YNHH had one specialty ranked in the nation’s top five: diabetes and endocrinology at No. 5, while psychiatry at No. 11 and gynecology (No. 13) also ranked high. YNHH is the only hospital in Connecticut to be included in the U.S. News & World Report national listings and among the highest ranked in the region.


Yale-New Haven also ranked among the best in the nation in seven additional medical specialties: cancer; heart and heart surgery, gastroenterology, geriatrics, kidney disorders, ear, nose and throat and pulmonolgy.

BRIDGEPORT — Christopher Iannuzzi, MD has been named chairman of the Department of Oncology at St. Vincent’s Medical Center. He will work with clinical and administrative leadership within the department to develop cancer services at St. Vincent’s over the next few years.


At St. Vincent’s since 2002, Iannuzzi  has served as division chief of Radiation Oncology and, since 2009, as vice chairman of the Department of Oncology. He has also served as the Cancer Liaison Physician  to the Commission on Cancer, is the current chairperson of the St. Vincent’s Cancer Committee, and  has also been an active participant serving on both the Credentials and Executive Committees of the hospital.

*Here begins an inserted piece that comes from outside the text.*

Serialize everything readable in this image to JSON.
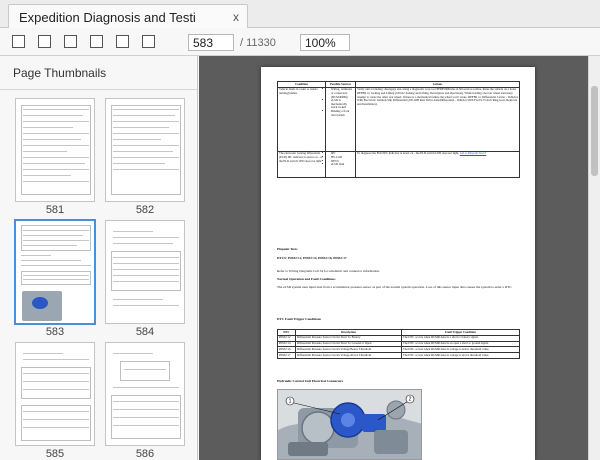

In 2006 Iannuzzi received the American Cancer Society Star of Hope Award recognizing his skill and compassion in caring for cancer patients. Board-certified in radiation oncology, Iannuzzi has written widely on prostate and breast cancer and has published abstracts and many peer-reviewed reports. 

NEW HAVEN — The Hospital of Saint Raphael has earned an A grade in safety from the Leapfrog Group, an organization that analyzes data on 26 separate health-care quality measures. Saint Raphael’s was the only hospital in New Haven and one of only four in the state to earn an A grade.


Leapfrog gave Saint Raphael’s top marks on indicators including stroke care, timely sepsis treatment, the reduction of central line and surgical infections and fall prevention. Consumers can see the grades at the Leapfrog Hospital Safety Score website,